Canadian Congenital Heart Alliance

Ted Thaler is a CHD patient and is a communications consultant with Eckler Ltd. in Toronto. He holds an M.A. (Journalism) from the University of Western Ontario and an Honours B.A. (Political Science) from McMaster University. Dr. Bill Williams is the Director of the Congenital Heart Surgeons’ Society (CHSS) Data Centre and Emeritus Professor of Surgery, University of Toronto. He is also the former Division Chief of Cardiac Surgery at The Hospital for Sick Children in Toronto. His professional interests cover all aspects of pediatric and adult congenital heart surgery, hypertrophic cardiomyopathy, post-graduate teaching, and clinical outcomes research. Yvonne Balon is a nurse clinician and has been at the Southern Alberta Adult Congenital Heart Clinic in Calgary since 1994. She graduated with a Bachelor of Nursing from Athabasca University and has a Masters of Nursing

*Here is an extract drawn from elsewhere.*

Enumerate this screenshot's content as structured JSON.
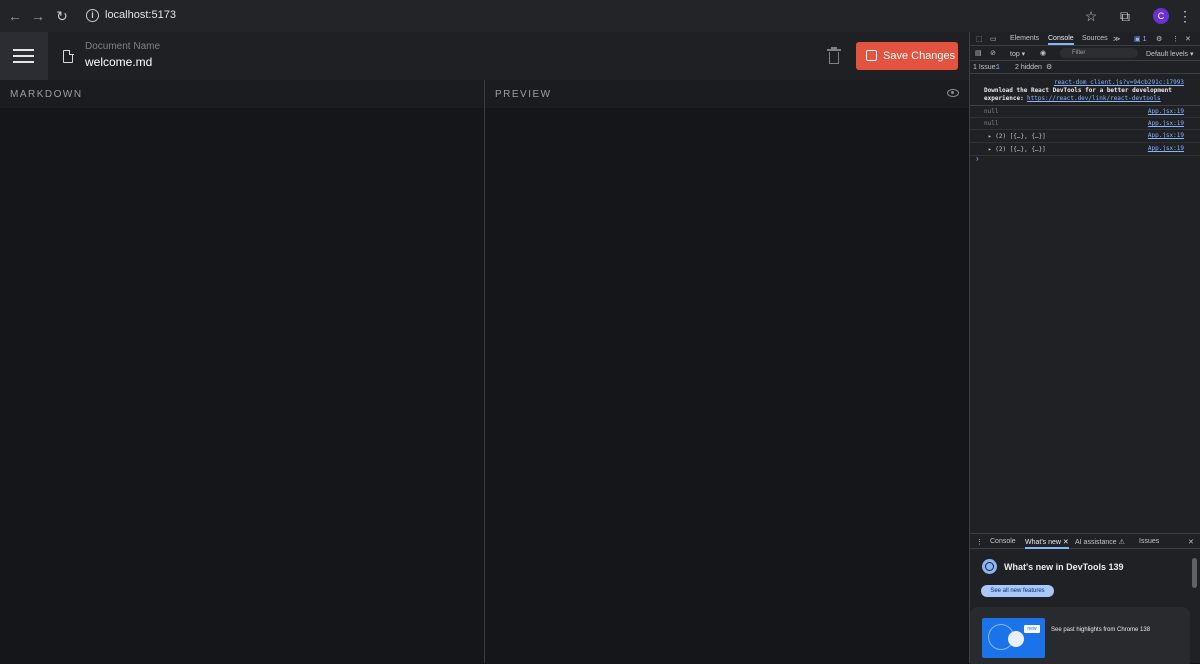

from the University of Calgary with a focus on the psychological wellbeing of adults with CHD. She is a member of the Congenital Cardiac Care Associates Research Network, and the Nursing Education Program Approval Board for the College and Association of Registered Nurses of Alberta. Stella Cockett is a nurse clinician at BC Children’s Hospital where she has worked in cardiac sciences for over 20 years. As well as working on the cardiac unit, she has held positions as cardiac nurse educator and clinical instructor for the University of British Columbia. She currently coordinates the Cardiology Partnership Program which provides traveling clinics to 10 communities around BC and the Yukon. Dr. Jack Colman is a past-president of the International Society for Adult Congenital Heart Disease (ISACHD). He is a staff cardiologist at Mount Sinai Hospital and at the Toronto Congenital Cardiac Centre

Th a n k you to ou r s po n s o r s

for Adults at University Health Network, where he was director of clinical services from 2004 to 2006. He has been a member of the Medical Advisory Board of the Canadian Marfan Association, and continues to be a member of the Medical Advisory Board of the Adult Congenital Heart Association (ACHA-USA). Deborah Decher is a CHD patient living in Montreal. Deborah’s work background is in education and quality assurance, and she is currently employed at Geep Inc. as a compliance manager. Angela Krizan has 15 years of pediatric nursing experience including eight years in PICU and Critical Care Transport, two years as a Donor Coordinator with the Southern Alberta HOPE Program and one year as the Assistant Patient Care Manager of the PICU at Alberta Children’s Hospital. Angela recently took over as the Coordinator for the Western Canadian Children’s Heart Network.

Yarrow Gillis is a mother of two young children, one with a complex heart defect. Several years into their journey, Yarrow founded the Braveheart Support Society which endeavours to support those in Atlantic Canada living with the challenges of congenital heart disease, as well as raise overall awareness about the disease. Yarrow also works parttime with the IWK Health Centre as a Family Advisor.

Harbor Lights Foundation

President Shelagh Ross is a CHD patient and is a founding member of the Canadian Congenital Heart Alliance. She has served on the CCHA Board since 2004 as vice president. She holds an honours B.A. in English from the University of Toronto, and works as the managing editor at K2 Animal Health Publishing.

2012 Annual Report


Canadian Congenital Heart Alliance C4-233 Cross Avenue, P.O. Box 233 Oakville, ON L6J 2W9 Email:

We need your help! As a registered charity, the CCHA relies on the generous FINANCIAL support of the community and industry. All donations are gratefully accepted. Thank you...from the bottom of our hearts!


Canadian Congenital Heart Alliance

Canadian Congenital Heart Alliance (CCHA)  
Canadian Congenital Heart Alliance (CCHA)  

2012 Annual Report